Work order: Within the data below, count the lines that include "name" and give only the count.

Record set:
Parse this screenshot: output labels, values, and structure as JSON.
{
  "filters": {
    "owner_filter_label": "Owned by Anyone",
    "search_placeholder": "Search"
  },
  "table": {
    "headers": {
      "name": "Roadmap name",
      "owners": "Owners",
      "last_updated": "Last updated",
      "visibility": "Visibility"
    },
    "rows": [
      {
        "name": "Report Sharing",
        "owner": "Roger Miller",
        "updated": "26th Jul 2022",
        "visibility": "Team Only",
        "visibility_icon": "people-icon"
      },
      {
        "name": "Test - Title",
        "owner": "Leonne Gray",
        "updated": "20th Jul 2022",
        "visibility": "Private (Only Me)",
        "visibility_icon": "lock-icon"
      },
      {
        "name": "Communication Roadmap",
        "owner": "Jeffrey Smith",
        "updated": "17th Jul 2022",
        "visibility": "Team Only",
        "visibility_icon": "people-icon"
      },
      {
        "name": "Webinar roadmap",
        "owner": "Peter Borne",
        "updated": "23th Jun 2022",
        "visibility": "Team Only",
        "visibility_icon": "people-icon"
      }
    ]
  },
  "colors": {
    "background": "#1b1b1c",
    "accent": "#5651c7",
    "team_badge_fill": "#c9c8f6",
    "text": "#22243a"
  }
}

Written reply: 5